### Exercise instructions
Repeat the data exactly, every last line of it.

### Material for this task
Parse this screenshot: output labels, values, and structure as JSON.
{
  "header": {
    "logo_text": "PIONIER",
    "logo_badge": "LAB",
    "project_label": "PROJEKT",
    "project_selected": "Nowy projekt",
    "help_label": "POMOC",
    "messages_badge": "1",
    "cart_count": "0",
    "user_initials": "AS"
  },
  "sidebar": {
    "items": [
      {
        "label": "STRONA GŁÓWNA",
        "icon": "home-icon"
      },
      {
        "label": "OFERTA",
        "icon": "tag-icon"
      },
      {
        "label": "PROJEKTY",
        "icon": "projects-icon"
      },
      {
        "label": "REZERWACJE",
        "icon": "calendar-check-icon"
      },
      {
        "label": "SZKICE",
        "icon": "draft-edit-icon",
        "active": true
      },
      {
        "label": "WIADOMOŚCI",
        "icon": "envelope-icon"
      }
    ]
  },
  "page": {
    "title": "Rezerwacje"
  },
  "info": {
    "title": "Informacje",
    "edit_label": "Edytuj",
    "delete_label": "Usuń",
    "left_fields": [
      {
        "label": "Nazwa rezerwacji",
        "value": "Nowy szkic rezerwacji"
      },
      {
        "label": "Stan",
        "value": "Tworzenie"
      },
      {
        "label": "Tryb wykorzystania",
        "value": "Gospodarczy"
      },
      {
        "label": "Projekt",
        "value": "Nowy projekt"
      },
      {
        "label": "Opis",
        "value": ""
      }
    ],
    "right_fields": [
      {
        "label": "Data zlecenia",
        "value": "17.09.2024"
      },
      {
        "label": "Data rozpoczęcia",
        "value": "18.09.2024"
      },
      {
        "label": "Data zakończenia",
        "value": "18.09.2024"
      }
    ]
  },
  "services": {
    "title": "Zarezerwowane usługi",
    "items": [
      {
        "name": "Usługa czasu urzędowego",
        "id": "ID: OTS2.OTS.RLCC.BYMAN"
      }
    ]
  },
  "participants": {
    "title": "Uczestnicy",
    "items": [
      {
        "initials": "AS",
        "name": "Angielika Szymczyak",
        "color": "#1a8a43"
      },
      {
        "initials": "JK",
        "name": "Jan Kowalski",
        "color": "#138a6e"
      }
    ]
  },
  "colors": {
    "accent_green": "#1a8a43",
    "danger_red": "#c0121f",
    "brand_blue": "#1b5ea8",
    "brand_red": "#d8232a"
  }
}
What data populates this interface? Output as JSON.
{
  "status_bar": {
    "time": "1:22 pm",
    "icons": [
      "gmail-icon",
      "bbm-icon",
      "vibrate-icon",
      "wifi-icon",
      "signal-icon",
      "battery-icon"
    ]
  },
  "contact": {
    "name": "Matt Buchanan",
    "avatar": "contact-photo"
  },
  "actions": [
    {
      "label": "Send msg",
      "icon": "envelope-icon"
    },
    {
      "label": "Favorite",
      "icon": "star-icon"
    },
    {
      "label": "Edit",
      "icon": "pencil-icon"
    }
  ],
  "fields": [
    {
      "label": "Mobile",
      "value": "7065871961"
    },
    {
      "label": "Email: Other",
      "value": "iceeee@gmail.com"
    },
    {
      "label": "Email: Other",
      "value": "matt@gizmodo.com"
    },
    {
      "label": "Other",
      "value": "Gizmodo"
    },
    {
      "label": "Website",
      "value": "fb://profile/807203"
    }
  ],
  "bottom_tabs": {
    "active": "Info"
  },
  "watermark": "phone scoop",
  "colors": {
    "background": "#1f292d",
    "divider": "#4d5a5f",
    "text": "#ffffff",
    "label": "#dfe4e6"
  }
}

### Output below
Parse this screenshot: output labels, values, and structure as JSON.
{
  "header": {
    "logo_text": "PIONIER",
    "logo_badge": "LAB",
    "project_label": "PROJEKT",
    "project_selected": "Nowy projekt",
    "help_label": "POMOC",
    "messages_badge": "1",
    "cart_count": "0",
    "user_initials": "AS"
  },
  "sidebar": {
    "items": [
      {
        "label": "STRONA GŁÓWNA",
        "icon": "home-icon"
      },
      {
        "label": "OFERTA",
        "icon": "tag-icon"
      },
      {
        "label": "PROJEKTY",
        "icon": "projects-icon"
      },
      {
        "label": "REZERWACJE",
        "icon": "calendar-check-icon"
      },
      {
        "label": "SZKICE",
        "icon": "draft-edit-icon",
        "active": true
      },
      {
        "label": "WIADOMOŚCI",
        "icon": "envelope-icon"
      }
    ]
  },
  "page": {
    "title": "Rezerwacje"
  },
  "info": {
    "title": "Informacje",
    "edit_label": "Edytuj",
    "delete_label": "Usuń",
    "left_fields": [
      {
        "label": "Nazwa rezerwacji",
        "value": "Nowy szkic rezerwacji"
      },
      {
        "label": "Stan",
        "value": "Tworzenie"
      },
      {
        "label": "Tryb wykorzystania",
        "value": "Gospodarczy"
      },
      {
        "label": "Projekt",
        "value": "Nowy projekt"
      },
      {
        "label": "Opis",
        "value": ""
      }
    ],
    "right_fields": [
      {
        "label": "Data zlecenia",
        "value": "17.09.2024"
      },
      {
        "label": "Data rozpoczęcia",
        "value": "18.09.2024"
      },
      {
        "label": "Data zakończenia",
        "value": "18.09.2024"
      }
    ]
  },
  "services": {
    "title": "Zarezerwowane usługi",
    "items": [
      {
        "name": "Usługa czasu urzędowego",
        "id": "ID: OTS2.OTS.RLCC.BYMAN"
      }
    ]
  },
  "participants": {
    "title": "Uczestnicy",
    "items": [
      {
        "initials": "AS",
        "name": "Angielika Szymczyak",
        "color": "#1a8a43"
      },
      {
        "initials": "JK",
        "name": "Jan Kowalski",
        "color": "#138a6e"
      }
    ]
  },
  "colors": {
    "accent_green": "#1a8a43",
    "danger_red": "#c0121f",
    "brand_blue": "#1b5ea8",
    "brand_red": "#d8232a"
  }
}
What data populates this interface? Output as JSON.
{
  "status_bar": {
    "time": "1:22 pm",
    "icons": [
      "gmail-icon",
      "bbm-icon",
      "vibrate-icon",
      "wifi-icon",
      "signal-icon",
      "battery-icon"
    ]
  },
  "contact": {
    "name": "Matt Buchanan",
    "avatar": "contact-photo"
  },
  "actions": [
    {
      "label": "Send msg",
      "icon": "envelope-icon"
    },
    {
      "label": "Favorite",
      "icon": "star-icon"
    },
    {
      "label": "Edit",
      "icon": "pencil-icon"
    }
  ],
  "fields": [
    {
      "label": "Mobile",
      "value": "7065871961"
    },
    {
      "label": "Email: Other",
      "value": "iceeee@gmail.com"
    },
    {
      "label": "Email: Other",
      "value": "matt@gizmodo.com"
    },
    {
      "label": "Other",
      "value": "Gizmodo"
    },
    {
      "label": "Website",
      "value": "fb://profile/807203"
    }
  ],
  "bottom_tabs": {
    "active": "Info"
  },
  "watermark": "phone scoop",
  "colors": {
    "background": "#1f292d",
    "divider": "#4d5a5f",
    "text": "#ffffff",
    "label": "#dfe4e6"
  }
}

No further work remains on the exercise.